What you output must match the entries exactly, apart from the pictures, which are left out.
########
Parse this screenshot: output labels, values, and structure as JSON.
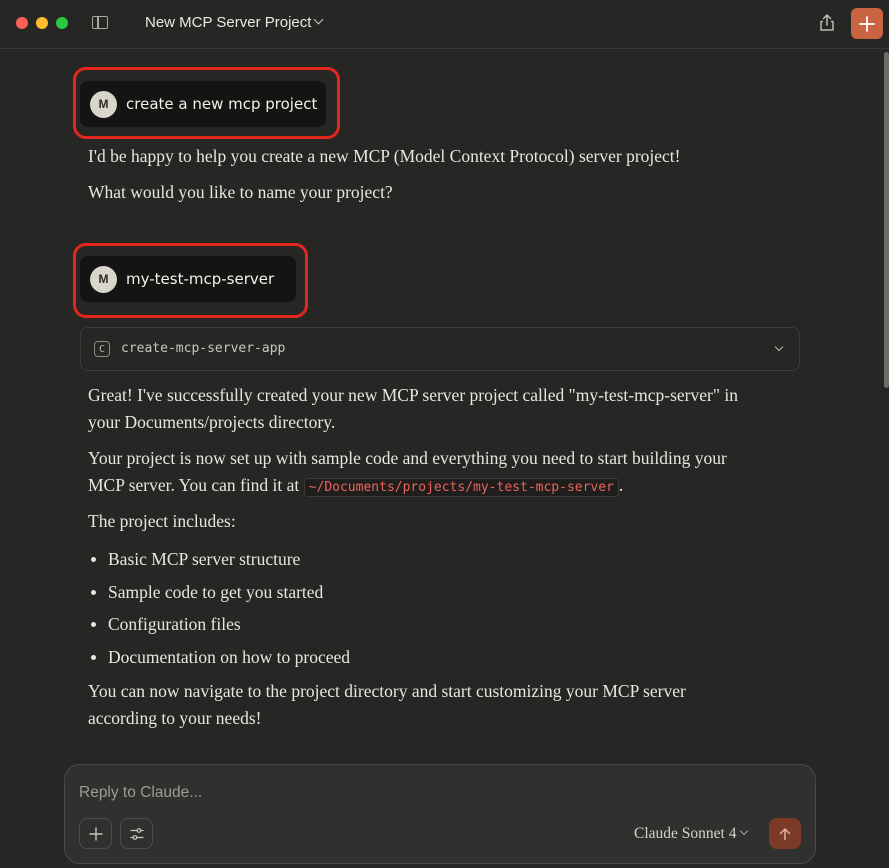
{
  "window": {
    "title": "New MCP Server Project"
  },
  "icons": {
    "sidebar_toggle": "sidebar-toggle-icon",
    "share": "share-icon",
    "new_chat": "plus-icon",
    "tool": "terminal-icon",
    "attach": "plus-icon",
    "tools_settings": "sliders-icon",
    "send": "arrow-up-icon"
  },
  "colors": {
    "accent": "#c96442",
    "highlight_box": "#e3271f",
    "send_button": "#7a3a26",
    "inline_code": "#e9645c",
    "background": "#262624"
  },
  "conversation": {
    "user_message_1": {
      "avatar": "M",
      "text": "create a new mcp project"
    },
    "assistant_reply_1": {
      "para_1": "I'd be happy to help you create a new MCP (Model Context Protocol) server project!",
      "para_2": "What would you like to name your project?"
    },
    "user_message_2": {
      "avatar": "M",
      "text": "my-test-mcp-server"
    },
    "tool_call": {
      "icon_letter": "C",
      "name": "create-mcp-server-app"
    },
    "assistant_reply_2": {
      "para_1_line_1": "Great! I've successfully created your new MCP server project called \"my-test-mcp-server\" in",
      "para_1_line_2": "your Documents/projects directory.",
      "para_2_line_1": "Your project is now set up with sample code and everything you need to start building your",
      "para_2_line_2_prefix": "MCP server. You can find it at",
      "para_2_code": "~/Documents/projects/my-test-mcp-server",
      "para_2_line_2_suffix": ".",
      "para_3": "The project includes:",
      "list": [
        "Basic MCP server structure",
        "Sample code to get you started",
        "Configuration files",
        "Documentation on how to proceed"
      ],
      "para_4_line_1": "You can now navigate to the project directory and start customizing your MCP server",
      "para_4_line_2": "according to your needs!"
    }
  },
  "composer": {
    "placeholder": "Reply to Claude...",
    "value": "",
    "model": "Claude Sonnet 4"
  }
}
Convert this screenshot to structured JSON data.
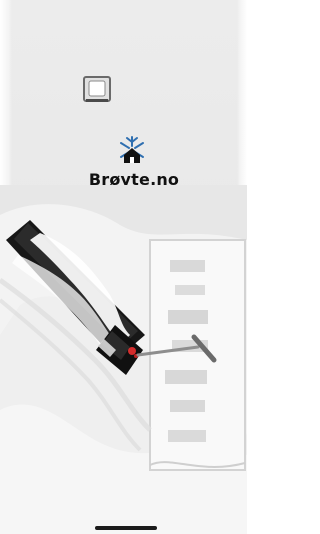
{
  "app": {
    "brand_name": "Brøyte.no"
  },
  "icons": {
    "logo": "snowflake-house-icon"
  },
  "colors": {
    "background": "#E9E9E9",
    "logo_accent": "#2F6FB0",
    "text": "#111111"
  }
}
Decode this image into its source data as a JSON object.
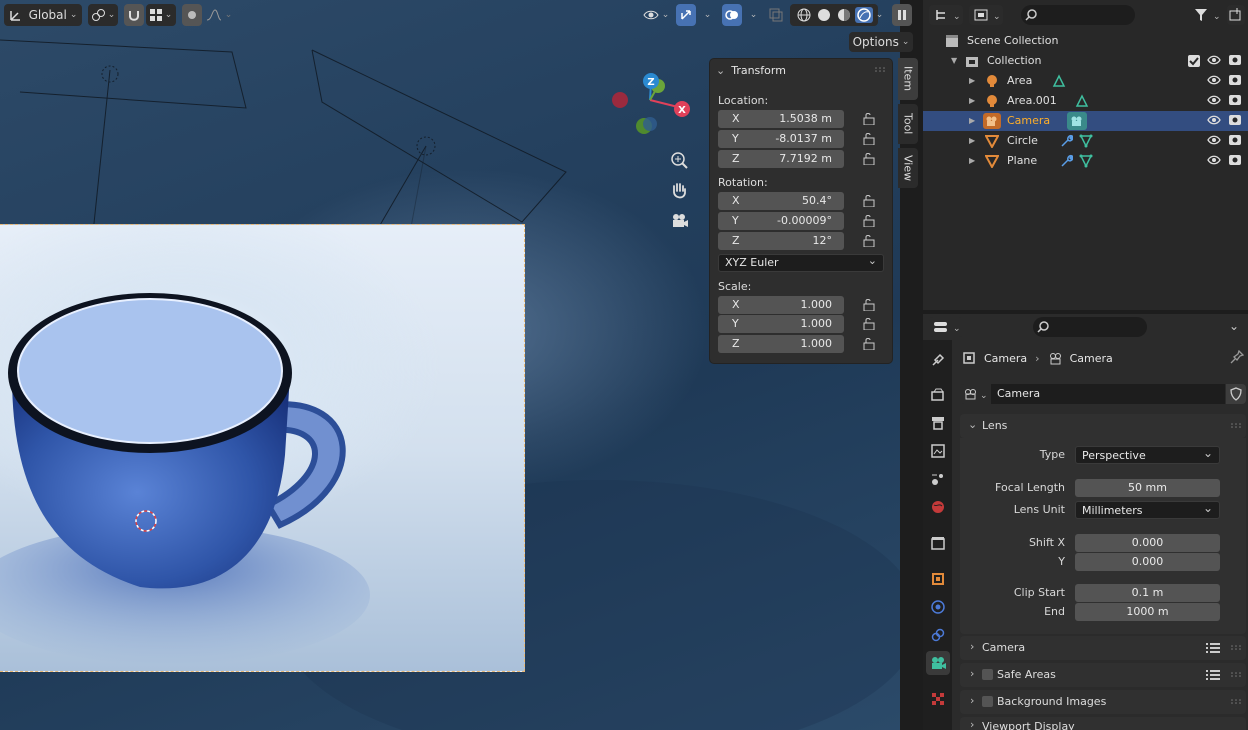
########
• **RESPONSE TO THE EXERCISE**
Parse this screenshot: output labels, values, and structure as JSON.
{
  "window": {
    "title": "New MCP Server Project"
  },
  "icons": {
    "sidebar_toggle": "sidebar-toggle-icon",
    "share": "share-icon",
    "new_chat": "plus-icon",
    "tool": "terminal-icon",
    "attach": "plus-icon",
    "tools_settings": "sliders-icon",
    "send": "arrow-up-icon"
  },
  "colors": {
    "accent": "#c96442",
    "highlight_box": "#e3271f",
    "send_button": "#7a3a26",
    "inline_code": "#e9645c",
    "background": "#262624"
  },
  "conversation": {
    "user_message_1": {
      "avatar": "M",
      "text": "create a new mcp project"
    },
    "assistant_reply_1": {
      "para_1": "I'd be happy to help you create a new MCP (Model Context Protocol) server project!",
      "para_2": "What would you like to name your project?"
    },
    "user_message_2": {
      "avatar": "M",
      "text": "my-test-mcp-server"
    },
    "tool_call": {
      "icon_letter": "C",
      "name": "create-mcp-server-app"
    },
    "assistant_reply_2": {
      "para_1_line_1": "Great! I've successfully created your new MCP server project called \"my-test-mcp-server\" in",
      "para_1_line_2": "your Documents/projects directory.",
      "para_2_line_1": "Your project is now set up with sample code and everything you need to start building your",
      "para_2_line_2_prefix": "MCP server. You can find it at",
      "para_2_code": "~/Documents/projects/my-test-mcp-server",
      "para_2_line_2_suffix": ".",
      "para_3": "The project includes:",
      "list": [
        "Basic MCP server structure",
        "Sample code to get you started",
        "Configuration files",
        "Documentation on how to proceed"
      ],
      "para_4_line_1": "You can now navigate to the project directory and start customizing your MCP server",
      "para_4_line_2": "according to your needs!"
    }
  },
  "composer": {
    "placeholder": "Reply to Claude...",
    "value": "",
    "model": "Claude Sonnet 4"
  }
}
Convert this screenshot to structured JSON data.
{
  "app": {
    "brand_name": "Brøyte.no"
  },
  "icons": {
    "logo": "snowflake-house-icon"
  },
  "colors": {
    "background": "#E9E9E9",
    "logo_accent": "#2F6FB0",
    "text": "#111111"
  }
}
Decode this image into its source data as a JSON object.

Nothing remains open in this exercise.